Cluster headaches are among the most painful human illnesses (experts have suggested that they may be the most painful condition known to medical science) and involve excruciating pain that occurs in ‘clusters’ or ‘bouts’ of several weeks, followed by headache-free periods. These headaches are far more painful than migraines, and can cause significant suffering and severely affect quality of life. In fact, they have been called ‘suicide headaches’ as a result of the high rate of sufferers who take their own lives. Cluster headaches affect ~1-2 in 1000 people.
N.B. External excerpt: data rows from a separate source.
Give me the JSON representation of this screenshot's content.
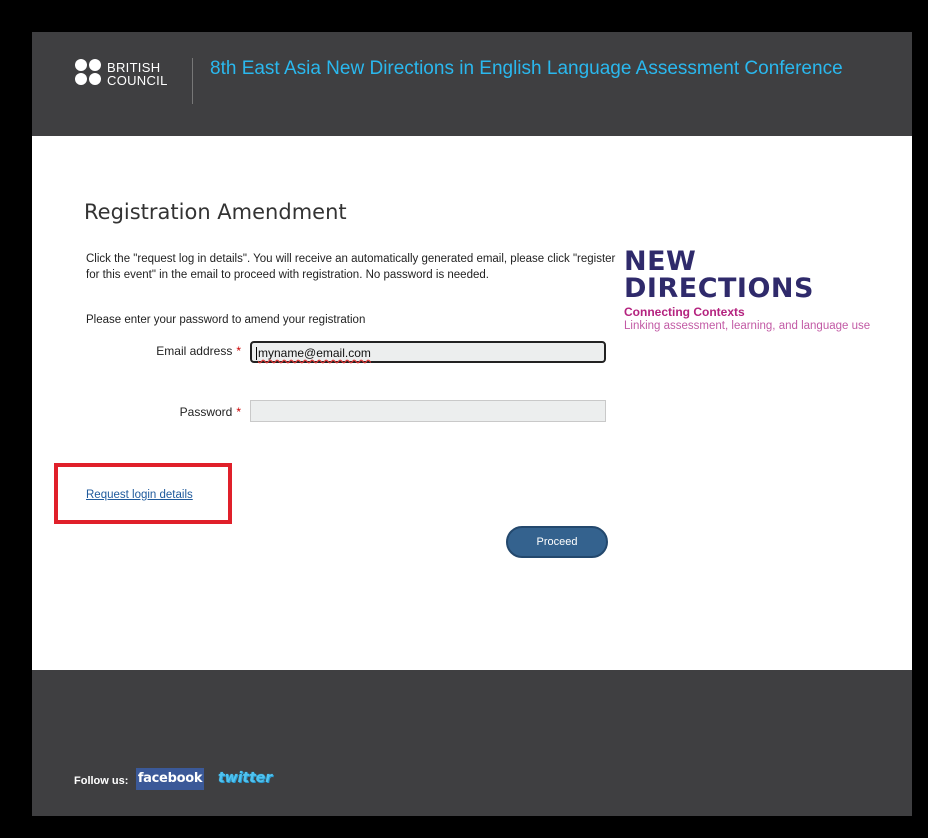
{
  "header": {
    "logo_lines": [
      "BRITISH",
      "COUNCIL"
    ],
    "conference_title": "8th East Asia New Directions in English Language Assessment Conference"
  },
  "main": {
    "page_title": "Registration Amendment",
    "intro": "Click the \"request log in details\". You will receive an automatically generated email, please click \"register for this event\" in the email to proceed with registration. No password is needed.",
    "prompt": "Please enter your password to amend your registration",
    "email_label": "Email address",
    "email_value": "myname@email.com",
    "password_label": "Password",
    "password_value": "",
    "required_mark": "*",
    "request_link": "Request login details",
    "proceed_label": "Proceed"
  },
  "side_logo": {
    "line1": "NEW",
    "line2": "DIRECTIONS",
    "tagline": "Connecting Contexts",
    "subtitle": "Linking assessment, learning, and language use"
  },
  "footer": {
    "follow_label": "Follow us:",
    "facebook_label": "facebook",
    "twitter_label": "twitter"
  },
  "colors": {
    "header_bg": "#3f3f41",
    "title_blue": "#2ab8ee",
    "highlight_red": "#e0202a",
    "button_blue": "#34628e",
    "nd_navy": "#2f2a6b",
    "nd_magenta": "#b4237f"
  }
}
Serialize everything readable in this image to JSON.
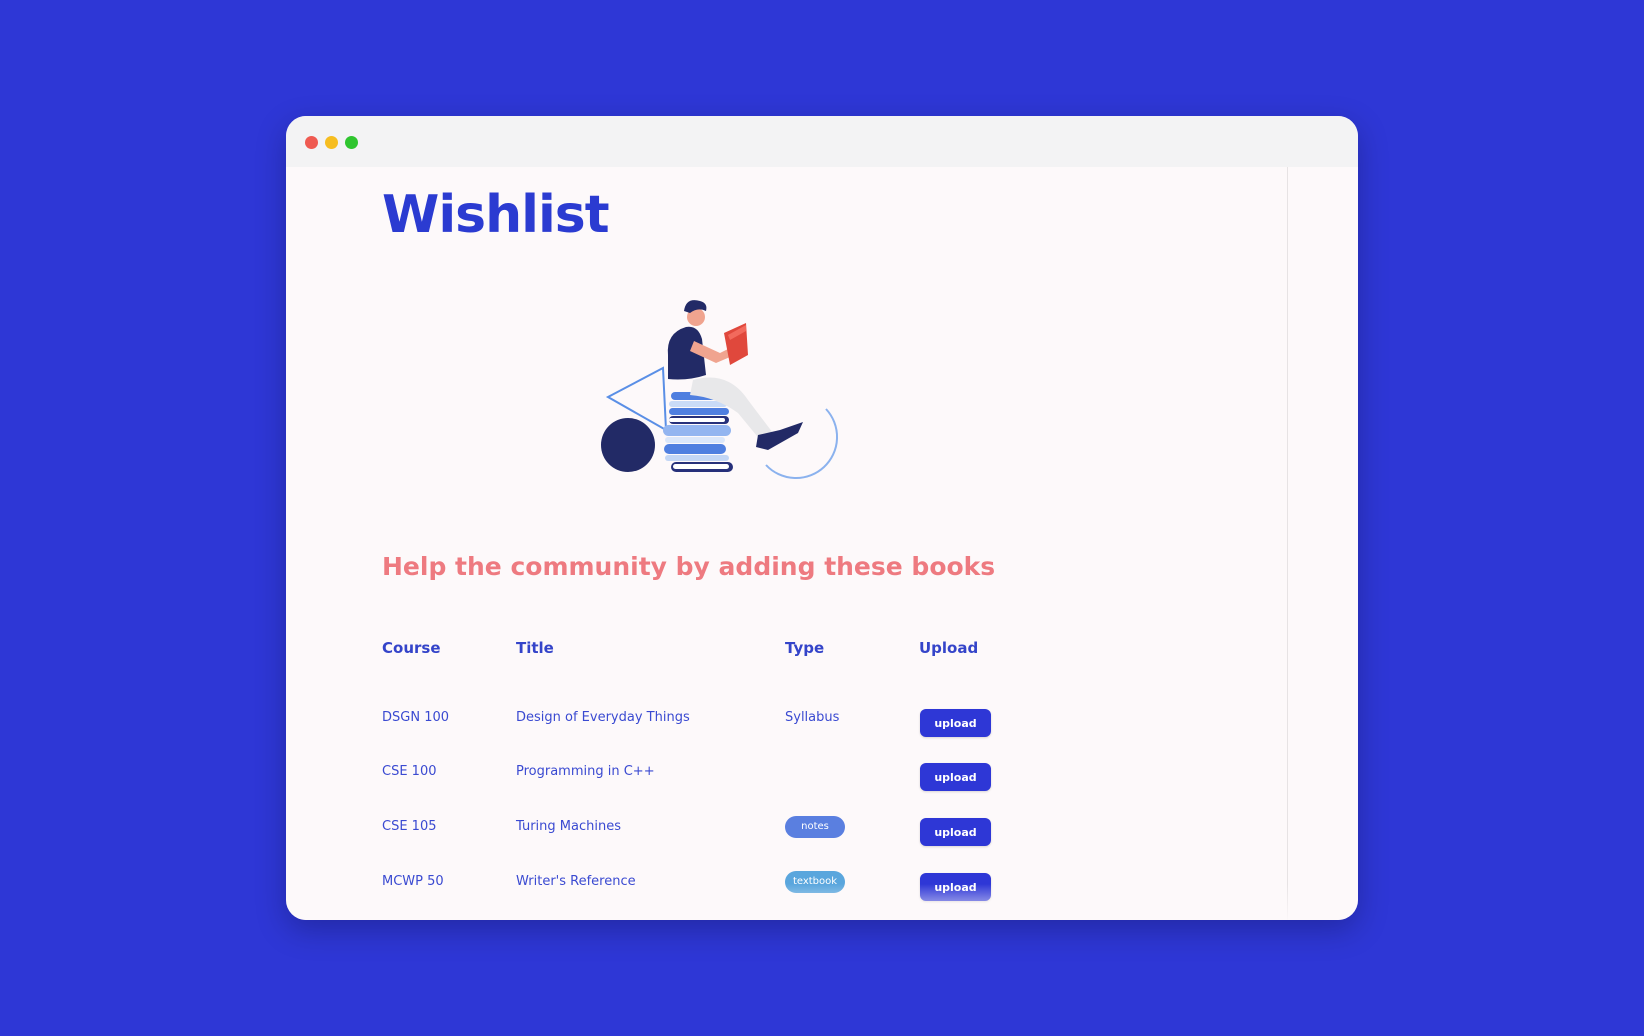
{
  "page": {
    "title": "Wishlist",
    "subtitle": "Help the community by adding these books"
  },
  "illustration": {
    "icon": "person-reading-books-illustration"
  },
  "table": {
    "headers": {
      "course": "Course",
      "title": "Title",
      "type": "Type",
      "upload": "Upload"
    },
    "rows": [
      {
        "course": "DSGN 100",
        "title": "Design of Everyday Things",
        "type_text": "Syllabus",
        "badge": "",
        "upload": "upload"
      },
      {
        "course": "CSE 100",
        "title": "Programming in C++",
        "type_text": "",
        "badge": "",
        "upload": "upload"
      },
      {
        "course": "CSE 105",
        "title": "Turing Machines",
        "type_text": "",
        "badge": "notes",
        "upload": "upload"
      },
      {
        "course": "MCWP 50",
        "title": "Writer's Reference",
        "type_text": "",
        "badge": "textbook",
        "upload": "upload"
      }
    ]
  },
  "colors": {
    "background": "#2e37d6",
    "title": "#2b3bd1",
    "subtitle": "#ee7a80",
    "button": "#2e37d6",
    "badge_notes": "#5a7fe0",
    "badge_textbook": "#5aa6dd"
  }
}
Currently there are some treatment options, but none eliminate the headaches completely or help all patients. However, anecdotal evidence suggests that psychedelic drugs such as LSD and psilocybin can help. To formally investigate this, Schindler et al. (2015) surveyed 496 cluster-headache sufferers around the world who had self-administered psychedelics in an attempt to alleviate their symptoms. The majority reported that psychedelics  shortened/aborted a cluster period. LSD and psilocybin were also better at preventing future attacks than conventional medicines.

Bromo-LSD for Cluster Headaches
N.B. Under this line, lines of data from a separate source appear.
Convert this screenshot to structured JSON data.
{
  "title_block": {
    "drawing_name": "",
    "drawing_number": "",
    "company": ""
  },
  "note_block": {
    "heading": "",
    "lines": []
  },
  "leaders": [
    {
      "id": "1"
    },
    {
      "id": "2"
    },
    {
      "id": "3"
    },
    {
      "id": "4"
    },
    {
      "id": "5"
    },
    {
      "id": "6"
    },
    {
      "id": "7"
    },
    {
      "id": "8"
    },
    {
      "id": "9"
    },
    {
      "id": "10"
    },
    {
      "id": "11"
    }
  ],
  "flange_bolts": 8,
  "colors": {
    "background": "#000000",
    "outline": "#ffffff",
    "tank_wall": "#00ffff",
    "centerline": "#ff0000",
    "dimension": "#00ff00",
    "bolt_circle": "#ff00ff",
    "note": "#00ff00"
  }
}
In collaboration with Profs Matthias Karst and Torsten Passie at the Hannover Medical School, we demonstrated that non-psychoactive lysergamide compounds could also be promising. Our pilot, open-label study investigated the effectiveness of bromo-LSD (a non-psychoactive analogue of LSD), and demonstrated that three doses of this compound could either break a cluster headache cycle or considerably improve the frequency and intensity of attacks. The goal of this research is to increase our understanding of the underlying causes of cluster headaches, and also to develop a treatment plan using Bromo-LSD. The results of this initial study provide real hope for suffers of cluster headaches by decreasing the severity and duration and frequency of their attacks.


The non-hallucinogen 2-bromo-lysergic acid diethylamide as preventative treatment for cluster headache: An open, non-randomized case series
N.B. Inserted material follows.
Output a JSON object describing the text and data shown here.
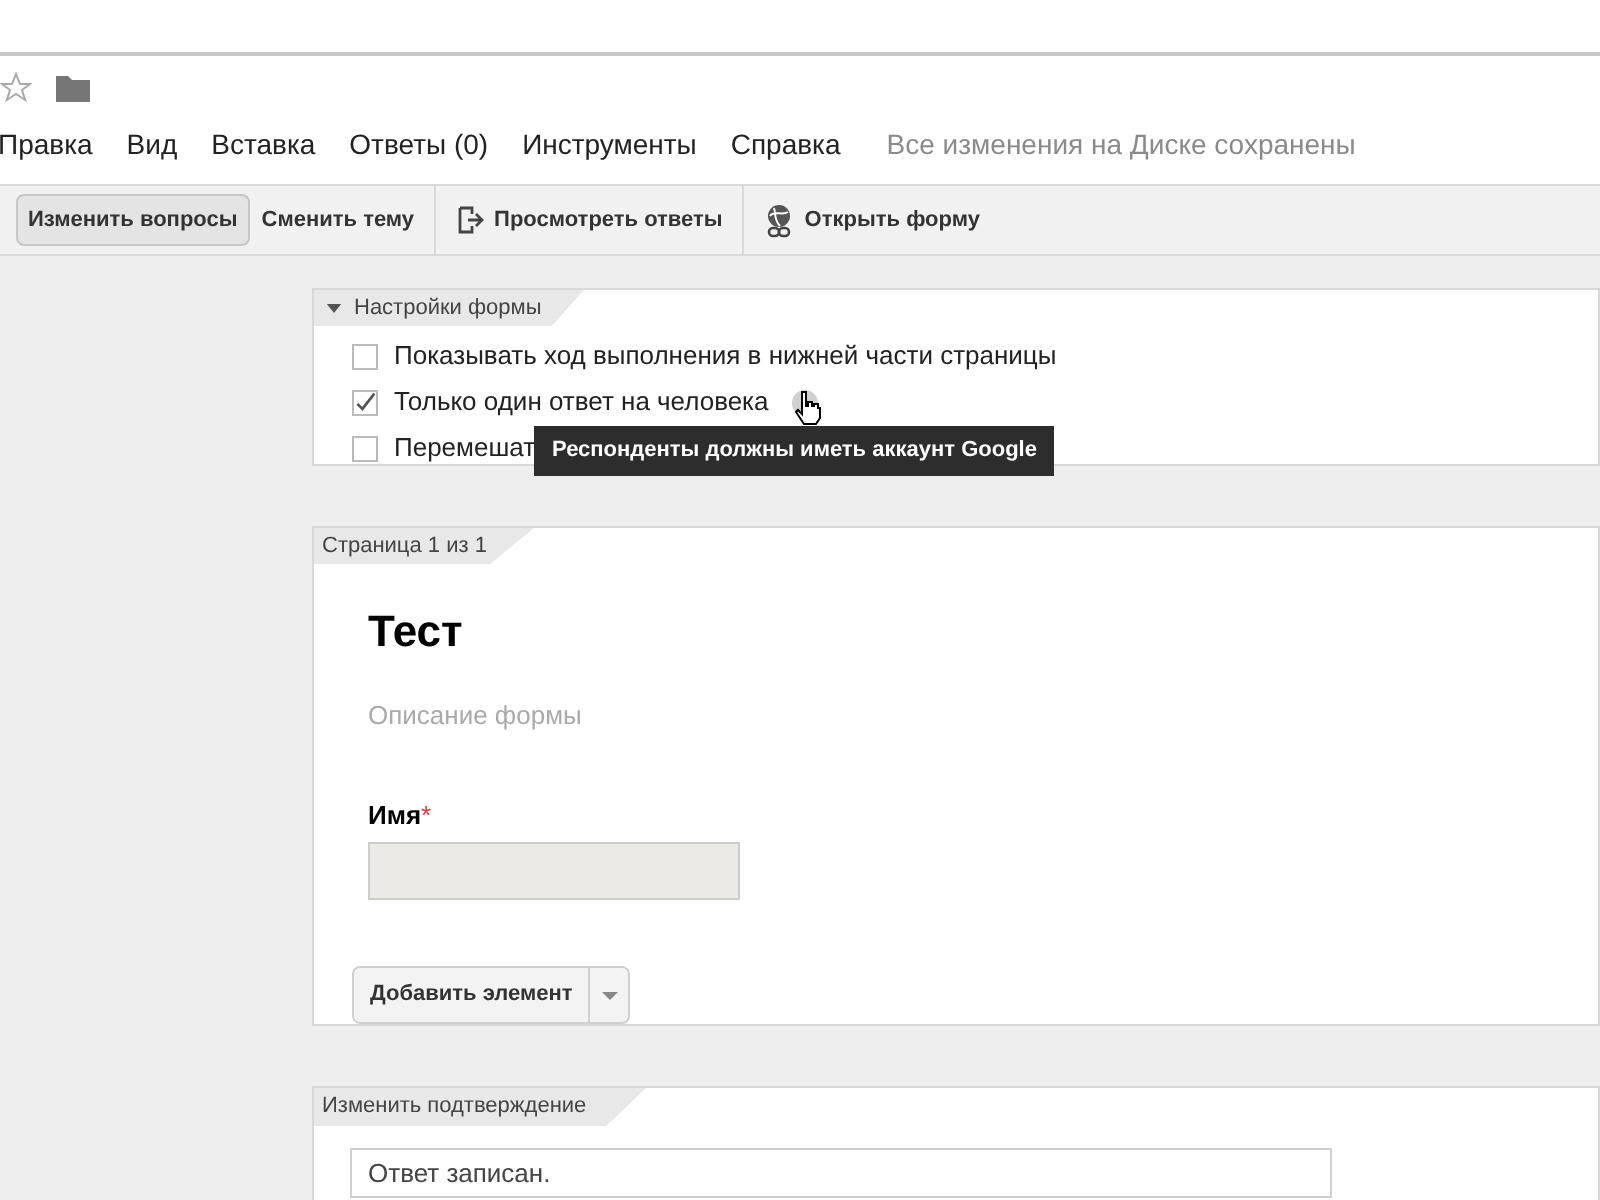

Cephalalgia:an international journal of headache, 2010

Read more

jump to other clinical applications